Work order:
Each line below should be copied exactly as it stands.

Exercise material:
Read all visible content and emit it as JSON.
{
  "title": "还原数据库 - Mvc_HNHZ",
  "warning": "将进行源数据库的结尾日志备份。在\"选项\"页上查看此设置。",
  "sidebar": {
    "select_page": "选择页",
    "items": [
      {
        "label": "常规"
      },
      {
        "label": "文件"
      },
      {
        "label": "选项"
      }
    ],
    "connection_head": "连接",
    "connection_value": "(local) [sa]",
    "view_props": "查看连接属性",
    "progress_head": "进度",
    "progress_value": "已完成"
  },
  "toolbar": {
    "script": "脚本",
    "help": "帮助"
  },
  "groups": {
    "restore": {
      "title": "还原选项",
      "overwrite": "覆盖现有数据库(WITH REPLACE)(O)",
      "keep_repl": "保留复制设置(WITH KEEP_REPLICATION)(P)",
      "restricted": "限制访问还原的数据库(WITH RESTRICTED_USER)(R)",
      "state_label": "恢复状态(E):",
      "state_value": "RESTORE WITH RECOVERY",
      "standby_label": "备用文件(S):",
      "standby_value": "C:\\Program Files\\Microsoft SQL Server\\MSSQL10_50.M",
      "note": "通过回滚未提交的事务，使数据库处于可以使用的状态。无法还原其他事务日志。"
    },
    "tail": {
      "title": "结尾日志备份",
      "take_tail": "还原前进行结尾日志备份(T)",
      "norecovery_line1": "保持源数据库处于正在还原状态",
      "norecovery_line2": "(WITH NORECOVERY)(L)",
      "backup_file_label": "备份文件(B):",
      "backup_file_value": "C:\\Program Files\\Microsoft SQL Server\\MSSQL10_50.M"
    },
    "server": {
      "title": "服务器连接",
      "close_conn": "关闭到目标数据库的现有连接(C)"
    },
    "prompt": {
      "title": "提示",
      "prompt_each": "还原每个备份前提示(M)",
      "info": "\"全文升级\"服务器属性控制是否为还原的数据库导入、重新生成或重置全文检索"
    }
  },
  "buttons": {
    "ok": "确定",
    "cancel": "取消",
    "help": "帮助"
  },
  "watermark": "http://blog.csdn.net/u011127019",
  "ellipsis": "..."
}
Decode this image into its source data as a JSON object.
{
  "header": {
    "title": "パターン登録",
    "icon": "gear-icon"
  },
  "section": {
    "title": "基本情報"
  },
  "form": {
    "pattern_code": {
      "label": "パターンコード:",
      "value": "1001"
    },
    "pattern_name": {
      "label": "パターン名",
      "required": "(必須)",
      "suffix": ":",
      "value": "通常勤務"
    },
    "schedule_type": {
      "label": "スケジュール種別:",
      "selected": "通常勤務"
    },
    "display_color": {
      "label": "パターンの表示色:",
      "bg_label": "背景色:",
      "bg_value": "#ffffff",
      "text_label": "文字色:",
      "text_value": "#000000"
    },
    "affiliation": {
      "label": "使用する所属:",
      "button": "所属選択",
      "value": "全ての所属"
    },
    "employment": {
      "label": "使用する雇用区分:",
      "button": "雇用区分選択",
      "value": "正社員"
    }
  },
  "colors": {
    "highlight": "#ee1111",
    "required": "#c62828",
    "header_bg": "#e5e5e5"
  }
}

Answer to the problem:
Read all visible content and emit it as JSON.
{
  "title": "还原数据库 - Mvc_HNHZ",
  "warning": "将进行源数据库的结尾日志备份。在\"选项\"页上查看此设置。",
  "sidebar": {
    "select_page": "选择页",
    "items": [
      {
        "label": "常规"
      },
      {
        "label": "文件"
      },
      {
        "label": "选项"
      }
    ],
    "connection_head": "连接",
    "connection_value": "(local) [sa]",
    "view_props": "查看连接属性",
    "progress_head": "进度",
    "progress_value": "已完成"
  },
  "toolbar": {
    "script": "脚本",
    "help": "帮助"
  },
  "groups": {
    "restore": {
      "title": "还原选项",
      "overwrite": "覆盖现有数据库(WITH REPLACE)(O)",
      "keep_repl": "保留复制设置(WITH KEEP_REPLICATION)(P)",
      "restricted": "限制访问还原的数据库(WITH RESTRICTED_USER)(R)",
      "state_label": "恢复状态(E):",
      "state_value": "RESTORE WITH RECOVERY",
      "standby_label": "备用文件(S):",
      "standby_value": "C:\\Program Files\\Microsoft SQL Server\\MSSQL10_50.M",
      "note": "通过回滚未提交的事务，使数据库处于可以使用的状态。无法还原其他事务日志。"
    },
    "tail": {
      "title": "结尾日志备份",
      "take_tail": "还原前进行结尾日志备份(T)",
      "norecovery_line1": "保持源数据库处于正在还原状态",
      "norecovery_line2": "(WITH NORECOVERY)(L)",
      "backup_file_label": "备份文件(B):",
      "backup_file_value": "C:\\Program Files\\Microsoft SQL Server\\MSSQL10_50.M"
    },
    "server": {
      "title": "服务器连接",
      "close_conn": "关闭到目标数据库的现有连接(C)"
    },
    "prompt": {
      "title": "提示",
      "prompt_each": "还原每个备份前提示(M)",
      "info": "\"全文升级\"服务器属性控制是否为还原的数据库导入、重新生成或重置全文检索"
    }
  },
  "buttons": {
    "ok": "确定",
    "cancel": "取消",
    "help": "帮助"
  },
  "watermark": "http://blog.csdn.net/u011127019",
  "ellipsis": "..."
}
Decode this image into its source data as a JSON object.
{
  "header": {
    "title": "パターン登録",
    "icon": "gear-icon"
  },
  "section": {
    "title": "基本情報"
  },
  "form": {
    "pattern_code": {
      "label": "パターンコード:",
      "value": "1001"
    },
    "pattern_name": {
      "label": "パターン名",
      "required": "(必須)",
      "suffix": ":",
      "value": "通常勤務"
    },
    "schedule_type": {
      "label": "スケジュール種別:",
      "selected": "通常勤務"
    },
    "display_color": {
      "label": "パターンの表示色:",
      "bg_label": "背景色:",
      "bg_value": "#ffffff",
      "text_label": "文字色:",
      "text_value": "#000000"
    },
    "affiliation": {
      "label": "使用する所属:",
      "button": "所属選択",
      "value": "全ての所属"
    },
    "employment": {
      "label": "使用する雇用区分:",
      "button": "雇用区分選択",
      "value": "正社員"
    }
  },
  "colors": {
    "highlight": "#ee1111",
    "required": "#c62828",
    "header_bg": "#e5e5e5"
  }
}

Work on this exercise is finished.